The cow had an awfully hard time giving birth to its first calf. In a moment of bewilderment, she turned down a mountain path for a hundred ri3 and ran off for Sogwip'o.4 Still not dry and its mother gone, the calf cried "ma-a, ma-a." Horses, mountaineers-it clung to them at random. I cried to think that our brood, too, might be left to a mother whose coat has a different hue.  
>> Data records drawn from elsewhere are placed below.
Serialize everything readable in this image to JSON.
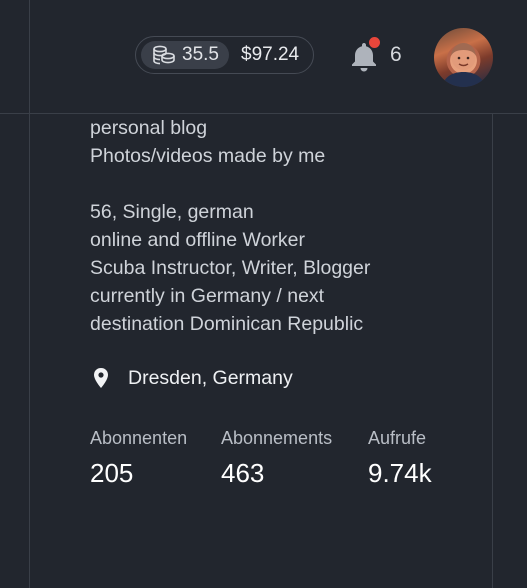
{
  "header": {
    "wallet": {
      "coins": "35.5",
      "cash": "$97.24",
      "coin_icon": "coins-stack-icon"
    },
    "notifications": {
      "icon": "bell-icon",
      "count": "6",
      "has_unread": true,
      "dot_color": "#e8463b"
    },
    "avatar": {
      "icon": "user-avatar"
    }
  },
  "profile": {
    "bio_lines": [
      "personal blog",
      "Photos/videos made by me",
      "",
      "56, Single, german",
      "online and offline Worker",
      "Scuba Instructor, Writer, Blogger",
      "currently in Germany / next",
      "destination Dominican Republic"
    ],
    "location": {
      "icon": "location-pin-icon",
      "text": "Dresden, Germany"
    },
    "stats": [
      {
        "label": "Abonnenten",
        "value": "205"
      },
      {
        "label": "Abonnements",
        "value": "463"
      },
      {
        "label": "Aufrufe",
        "value": "9.74k"
      }
    ]
  },
  "colors": {
    "background": "#22262e",
    "divider": "#3a3f48",
    "text": "#cfd3d9",
    "value_text": "#ffffff"
  }
}
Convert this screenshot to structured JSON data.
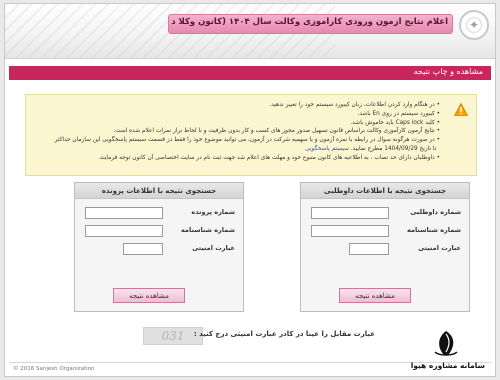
{
  "header": {
    "title": "اعلام نتایج آزمون ورودی کارآموزی وکالت سال ۱۴۰۴ (کانون وکلا دادگستری)",
    "logo_icon": "emblem-icon"
  },
  "nav": {
    "label": "مشاهده و چاپ نتیجه"
  },
  "notice": {
    "icon": "warning-icon",
    "lines": [
      "در هنگام وارد کردن اطلاعات، زبان کیبورد سیستم خود را تغییر ندهید.",
      "کیبورد سیستم در روی En باشد.",
      "کلید Caps lock باید خاموش باشد.",
      "نتایج آزمون کارآموزی وکالت براساس قانون تسهیل صدور مجوز های کسب و کار بدون ظرفیت و با لحاظ نراز نمرات اعلام شده است.",
      "در صورت هرگونه سوال در رابطه با نمره آزمون و یا سهمیه شرکت در آزمون، می توانید موضوع خود را فقط در قسمت سیستم پاسخگویی این سازمان حداکثر",
      "تا تاریخ 1404/09/29 مطرح نمایید.",
      "داوطلبان دارای حد نصاب ، به اطلاعیه های کانون متبوع خود و مهلت های اعلام شد جهت ثبت نام در سایت اختصاصی آن کانون توجه فرمایند."
    ],
    "link_text": "سیستم پاسخگویی"
  },
  "panel_right": {
    "title": "جستجوی نتیجه با اطلاعات داوطلبی",
    "fields": [
      {
        "label": "شماره داوطلبی",
        "value": ""
      },
      {
        "label": "شماره شناسنامه",
        "value": ""
      },
      {
        "label": "عبارت امنیتی",
        "value": ""
      }
    ],
    "button": "مشاهده نتیجه"
  },
  "panel_left": {
    "title": "جستجوی نتیجه با اطلاعات پرونده",
    "fields": [
      {
        "label": "شماره پرونده",
        "value": ""
      },
      {
        "label": "شماره شناسنامه",
        "value": ""
      },
      {
        "label": "عبارت امنیتی",
        "value": ""
      }
    ],
    "button": "مشاهده نتیجه"
  },
  "captcha": {
    "label": "عبارت مقابل را عینا در کادر عبارت امنیتی درج کنید :",
    "code": "031"
  },
  "footer": {
    "copyright": "© 2016 Sanjesh Organization"
  },
  "watermark": {
    "text": "سامانه مشاوره هیوا"
  },
  "colors": {
    "accent": "#c9265e",
    "notice_bg": "#fbf6cf",
    "title_band": "#e58ab0"
  }
}
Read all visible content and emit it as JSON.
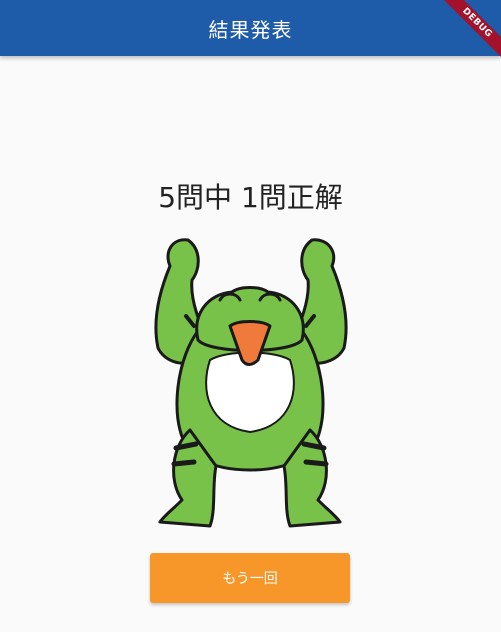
{
  "appbar": {
    "title": "結果発表",
    "color": "#1e5ba8"
  },
  "debug_banner": {
    "label": "DEBUG"
  },
  "result": {
    "text": "5問中 1問正解"
  },
  "image": {
    "icon": "cheering-frog-illustration"
  },
  "retry_button": {
    "label": "もう一回",
    "color": "#f7972a"
  }
}
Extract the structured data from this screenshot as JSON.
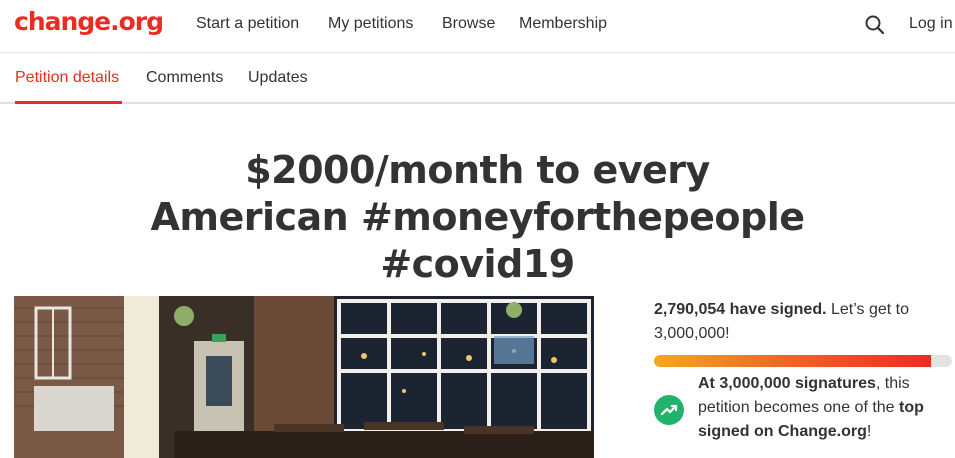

The scent of wind orchids, the sound of orioles calling back and forth, whistling Cheju warblers, water tumbling off rocks, the swish of eddying winds as the sea crumples in the distance.... I go astray among ash, camellia, and oak, only to find myself once again on a winding path packed with white stones and crawling with arrowroot vines. A dappled horse, all at once right before me, doesn't budge!  

Fern, todok5 sprouts, bellflowers, asters, rain-hat shoots, bamboo grass, mushrooms, high mountain plants that dangle starlike bells-etching them in my heart, drunk with them, I sleep. The procession that forms above the mountain range in yearning for the plain water of Paengnok Lake is more stately than the clouds. Caught in a mat of rain, dried out in a rainbow,6 and flower juice worked into the rump, my flesh swells.  

In the blue water of Paengnok Lake, where not even crayfish crawl, the sky revolves. Past my legs nearly crippled with fatigue, acow makes a detour and goes its way. With the mere hint of thread-like clouds chased this way, Paengnok Lake blurs. Folded towards my face the whole day long, Paengnok Lake is desolate. Waking and drowsing, I've forgot even to pray.  


A mountain of stone without a quiver of grass, winding as a mass through twelve ravines! A cold sky covers each ravine; and, ice frozen firm, stepping stones seem safe. I set my feet in tracks trod by scrambling pheasants and tramping bears. The water chirps like crickets! In the flickering sunlight, snow settles on snow. White fringes draw breath, crushed beneath white fringes. Settling throughout the mountain, won't the profusion of fringes get hurt? I fling myself down upon a hazy cliff site once shadowed red with azaleas! 

Translated by Daniel Kister. He is Professor of English and Comparative Literature at Sogang University, Seoul, Korea.